STORED DATA:
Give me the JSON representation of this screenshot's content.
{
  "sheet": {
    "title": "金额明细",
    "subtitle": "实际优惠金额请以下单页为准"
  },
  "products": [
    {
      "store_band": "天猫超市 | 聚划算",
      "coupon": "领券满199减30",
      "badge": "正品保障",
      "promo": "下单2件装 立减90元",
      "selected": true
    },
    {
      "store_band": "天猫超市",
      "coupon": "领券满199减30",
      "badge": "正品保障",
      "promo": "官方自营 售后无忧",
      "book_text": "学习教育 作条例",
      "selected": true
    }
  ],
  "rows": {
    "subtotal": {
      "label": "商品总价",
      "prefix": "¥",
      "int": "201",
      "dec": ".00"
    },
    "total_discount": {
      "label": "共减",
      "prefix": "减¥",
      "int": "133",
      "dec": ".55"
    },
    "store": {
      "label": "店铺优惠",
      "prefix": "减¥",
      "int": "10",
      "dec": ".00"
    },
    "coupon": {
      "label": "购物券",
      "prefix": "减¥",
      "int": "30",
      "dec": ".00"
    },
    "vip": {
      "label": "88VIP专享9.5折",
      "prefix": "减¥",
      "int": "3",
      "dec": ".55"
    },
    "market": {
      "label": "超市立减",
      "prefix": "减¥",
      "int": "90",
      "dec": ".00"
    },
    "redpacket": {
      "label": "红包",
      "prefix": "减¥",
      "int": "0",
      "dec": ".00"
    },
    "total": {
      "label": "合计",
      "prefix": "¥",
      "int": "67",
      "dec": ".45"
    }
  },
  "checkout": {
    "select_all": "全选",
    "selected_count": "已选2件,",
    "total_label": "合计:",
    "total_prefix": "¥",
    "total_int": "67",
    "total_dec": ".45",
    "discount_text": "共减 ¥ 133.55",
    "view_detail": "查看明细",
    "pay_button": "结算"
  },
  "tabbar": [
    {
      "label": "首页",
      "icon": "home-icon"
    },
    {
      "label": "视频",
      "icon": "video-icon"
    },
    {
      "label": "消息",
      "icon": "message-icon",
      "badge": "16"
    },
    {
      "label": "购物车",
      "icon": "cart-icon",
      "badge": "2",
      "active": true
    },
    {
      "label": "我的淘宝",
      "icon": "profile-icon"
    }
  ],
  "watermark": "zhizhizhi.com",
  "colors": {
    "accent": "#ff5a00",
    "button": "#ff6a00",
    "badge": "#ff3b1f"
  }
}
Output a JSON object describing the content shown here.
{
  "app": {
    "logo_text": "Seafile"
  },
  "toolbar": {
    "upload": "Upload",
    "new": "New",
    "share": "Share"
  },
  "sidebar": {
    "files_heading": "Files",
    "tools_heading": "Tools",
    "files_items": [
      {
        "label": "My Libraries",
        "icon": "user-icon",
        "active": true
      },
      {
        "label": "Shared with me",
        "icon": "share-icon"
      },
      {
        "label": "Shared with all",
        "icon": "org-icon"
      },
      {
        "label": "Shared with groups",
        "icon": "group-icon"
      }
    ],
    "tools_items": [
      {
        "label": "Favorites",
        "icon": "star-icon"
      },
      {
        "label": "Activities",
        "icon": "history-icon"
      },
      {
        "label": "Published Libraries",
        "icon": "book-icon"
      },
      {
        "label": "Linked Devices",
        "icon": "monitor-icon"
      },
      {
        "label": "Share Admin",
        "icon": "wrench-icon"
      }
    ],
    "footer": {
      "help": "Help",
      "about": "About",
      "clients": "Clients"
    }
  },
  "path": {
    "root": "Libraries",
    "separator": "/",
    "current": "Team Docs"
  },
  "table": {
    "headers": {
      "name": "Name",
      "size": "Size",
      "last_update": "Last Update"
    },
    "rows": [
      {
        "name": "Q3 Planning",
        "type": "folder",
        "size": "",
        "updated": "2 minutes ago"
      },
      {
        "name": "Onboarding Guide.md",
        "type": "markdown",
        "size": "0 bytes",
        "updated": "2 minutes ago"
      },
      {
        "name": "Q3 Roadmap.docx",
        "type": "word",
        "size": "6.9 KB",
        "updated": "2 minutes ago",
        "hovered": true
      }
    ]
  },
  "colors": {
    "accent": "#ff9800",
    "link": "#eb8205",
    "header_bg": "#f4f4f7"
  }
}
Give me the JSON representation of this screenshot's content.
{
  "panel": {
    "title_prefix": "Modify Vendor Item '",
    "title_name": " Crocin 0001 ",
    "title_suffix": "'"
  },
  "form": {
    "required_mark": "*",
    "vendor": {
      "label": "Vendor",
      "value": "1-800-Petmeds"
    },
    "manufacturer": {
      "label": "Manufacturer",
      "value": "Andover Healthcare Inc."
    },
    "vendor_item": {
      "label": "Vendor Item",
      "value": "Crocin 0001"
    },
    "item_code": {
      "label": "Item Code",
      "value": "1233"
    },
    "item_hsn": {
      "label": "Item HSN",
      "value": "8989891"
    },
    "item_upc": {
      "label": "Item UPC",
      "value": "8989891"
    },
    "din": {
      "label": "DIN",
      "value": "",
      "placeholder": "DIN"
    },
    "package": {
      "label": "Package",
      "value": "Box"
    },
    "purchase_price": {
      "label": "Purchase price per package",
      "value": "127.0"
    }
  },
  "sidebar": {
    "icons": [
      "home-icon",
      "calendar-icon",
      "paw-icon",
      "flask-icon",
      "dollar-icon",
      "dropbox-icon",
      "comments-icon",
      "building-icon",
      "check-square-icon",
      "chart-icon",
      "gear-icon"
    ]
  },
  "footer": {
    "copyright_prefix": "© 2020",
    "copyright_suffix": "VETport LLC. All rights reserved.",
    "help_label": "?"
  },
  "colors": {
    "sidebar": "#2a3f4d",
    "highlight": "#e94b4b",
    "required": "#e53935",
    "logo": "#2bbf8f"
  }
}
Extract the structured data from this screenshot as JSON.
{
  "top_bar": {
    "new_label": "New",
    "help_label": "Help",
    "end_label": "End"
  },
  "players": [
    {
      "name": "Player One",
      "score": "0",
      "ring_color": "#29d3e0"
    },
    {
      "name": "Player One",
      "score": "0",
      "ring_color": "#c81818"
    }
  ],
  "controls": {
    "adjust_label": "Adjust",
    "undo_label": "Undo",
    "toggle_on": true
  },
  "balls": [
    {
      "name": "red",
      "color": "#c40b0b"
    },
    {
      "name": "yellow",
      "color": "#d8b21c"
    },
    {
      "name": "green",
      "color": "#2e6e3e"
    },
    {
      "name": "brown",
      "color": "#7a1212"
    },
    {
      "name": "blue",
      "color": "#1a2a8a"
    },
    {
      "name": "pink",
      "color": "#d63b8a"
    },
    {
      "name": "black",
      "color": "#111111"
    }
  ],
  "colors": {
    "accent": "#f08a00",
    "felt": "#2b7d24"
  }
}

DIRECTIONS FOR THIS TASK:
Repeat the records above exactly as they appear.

SOLUTION BELOW:
Give me the JSON representation of this screenshot's content.
{
  "sheet": {
    "title": "金额明细",
    "subtitle": "实际优惠金额请以下单页为准"
  },
  "products": [
    {
      "store_band": "天猫超市 | 聚划算",
      "coupon": "领券满199减30",
      "badge": "正品保障",
      "promo": "下单2件装 立减90元",
      "selected": true
    },
    {
      "store_band": "天猫超市",
      "coupon": "领券满199减30",
      "badge": "正品保障",
      "promo": "官方自营 售后无忧",
      "book_text": "学习教育 作条例",
      "selected": true
    }
  ],
  "rows": {
    "subtotal": {
      "label": "商品总价",
      "prefix": "¥",
      "int": "201",
      "dec": ".00"
    },
    "total_discount": {
      "label": "共减",
      "prefix": "减¥",
      "int": "133",
      "dec": ".55"
    },
    "store": {
      "label": "店铺优惠",
      "prefix": "减¥",
      "int": "10",
      "dec": ".00"
    },
    "coupon": {
      "label": "购物券",
      "prefix": "减¥",
      "int": "30",
      "dec": ".00"
    },
    "vip": {
      "label": "88VIP专享9.5折",
      "prefix": "减¥",
      "int": "3",
      "dec": ".55"
    },
    "market": {
      "label": "超市立减",
      "prefix": "减¥",
      "int": "90",
      "dec": ".00"
    },
    "redpacket": {
      "label": "红包",
      "prefix": "减¥",
      "int": "0",
      "dec": ".00"
    },
    "total": {
      "label": "合计",
      "prefix": "¥",
      "int": "67",
      "dec": ".45"
    }
  },
  "checkout": {
    "select_all": "全选",
    "selected_count": "已选2件,",
    "total_label": "合计:",
    "total_prefix": "¥",
    "total_int": "67",
    "total_dec": ".45",
    "discount_text": "共减 ¥ 133.55",
    "view_detail": "查看明细",
    "pay_button": "结算"
  },
  "tabbar": [
    {
      "label": "首页",
      "icon": "home-icon"
    },
    {
      "label": "视频",
      "icon": "video-icon"
    },
    {
      "label": "消息",
      "icon": "message-icon",
      "badge": "16"
    },
    {
      "label": "购物车",
      "icon": "cart-icon",
      "badge": "2",
      "active": true
    },
    {
      "label": "我的淘宝",
      "icon": "profile-icon"
    }
  ],
  "watermark": "zhizhizhi.com",
  "colors": {
    "accent": "#ff5a00",
    "button": "#ff6a00",
    "badge": "#ff3b1f"
  }
}
Output a JSON object describing the content shown here.
{
  "app": {
    "logo_text": "Seafile"
  },
  "toolbar": {
    "upload": "Upload",
    "new": "New",
    "share": "Share"
  },
  "sidebar": {
    "files_heading": "Files",
    "tools_heading": "Tools",
    "files_items": [
      {
        "label": "My Libraries",
        "icon": "user-icon",
        "active": true
      },
      {
        "label": "Shared with me",
        "icon": "share-icon"
      },
      {
        "label": "Shared with all",
        "icon": "org-icon"
      },
      {
        "label": "Shared with groups",
        "icon": "group-icon"
      }
    ],
    "tools_items": [
      {
        "label": "Favorites",
        "icon": "star-icon"
      },
      {
        "label": "Activities",
        "icon": "history-icon"
      },
      {
        "label": "Published Libraries",
        "icon": "book-icon"
      },
      {
        "label": "Linked Devices",
        "icon": "monitor-icon"
      },
      {
        "label": "Share Admin",
        "icon": "wrench-icon"
      }
    ],
    "footer": {
      "help": "Help",
      "about": "About",
      "clients": "Clients"
    }
  },
  "path": {
    "root": "Libraries",
    "separator": "/",
    "current": "Team Docs"
  },
  "table": {
    "headers": {
      "name": "Name",
      "size": "Size",
      "last_update": "Last Update"
    },
    "rows": [
      {
        "name": "Q3 Planning",
        "type": "folder",
        "size": "",
        "updated": "2 minutes ago"
      },
      {
        "name": "Onboarding Guide.md",
        "type": "markdown",
        "size": "0 bytes",
        "updated": "2 minutes ago"
      },
      {
        "name": "Q3 Roadmap.docx",
        "type": "word",
        "size": "6.9 KB",
        "updated": "2 minutes ago",
        "hovered": true
      }
    ]
  },
  "colors": {
    "accent": "#ff9800",
    "link": "#eb8205",
    "header_bg": "#f4f4f7"
  }
}
Give me the JSON representation of this screenshot's content.
{
  "panel": {
    "title_prefix": "Modify Vendor Item '",
    "title_name": " Crocin 0001 ",
    "title_suffix": "'"
  },
  "form": {
    "required_mark": "*",
    "vendor": {
      "label": "Vendor",
      "value": "1-800-Petmeds"
    },
    "manufacturer": {
      "label": "Manufacturer",
      "value": "Andover Healthcare Inc."
    },
    "vendor_item": {
      "label": "Vendor Item",
      "value": "Crocin 0001"
    },
    "item_code": {
      "label": "Item Code",
      "value": "1233"
    },
    "item_hsn": {
      "label": "Item HSN",
      "value": "8989891"
    },
    "item_upc": {
      "label": "Item UPC",
      "value": "8989891"
    },
    "din": {
      "label": "DIN",
      "value": "",
      "placeholder": "DIN"
    },
    "package": {
      "label": "Package",
      "value": "Box"
    },
    "purchase_price": {
      "label": "Purchase price per package",
      "value": "127.0"
    }
  },
  "sidebar": {
    "icons": [
      "home-icon",
      "calendar-icon",
      "paw-icon",
      "flask-icon",
      "dollar-icon",
      "dropbox-icon",
      "comments-icon",
      "building-icon",
      "check-square-icon",
      "chart-icon",
      "gear-icon"
    ]
  },
  "footer": {
    "copyright_prefix": "© 2020",
    "copyright_suffix": "VETport LLC. All rights reserved.",
    "help_label": "?"
  },
  "colors": {
    "sidebar": "#2a3f4d",
    "highlight": "#e94b4b",
    "required": "#e53935",
    "logo": "#2bbf8f"
  }
}
Extract the structured data from this screenshot as JSON.
{
  "top_bar": {
    "new_label": "New",
    "help_label": "Help",
    "end_label": "End"
  },
  "players": [
    {
      "name": "Player One",
      "score": "0",
      "ring_color": "#29d3e0"
    },
    {
      "name": "Player One",
      "score": "0",
      "ring_color": "#c81818"
    }
  ],
  "controls": {
    "adjust_label": "Adjust",
    "undo_label": "Undo",
    "toggle_on": true
  },
  "balls": [
    {
      "name": "red",
      "color": "#c40b0b"
    },
    {
      "name": "yellow",
      "color": "#d8b21c"
    },
    {
      "name": "green",
      "color": "#2e6e3e"
    },
    {
      "name": "brown",
      "color": "#7a1212"
    },
    {
      "name": "blue",
      "color": "#1a2a8a"
    },
    {
      "name": "pink",
      "color": "#d63b8a"
    },
    {
      "name": "black",
      "color": "#111111"
    }
  ],
  "colors": {
    "accent": "#f08a00",
    "felt": "#2b7d24"
  }
}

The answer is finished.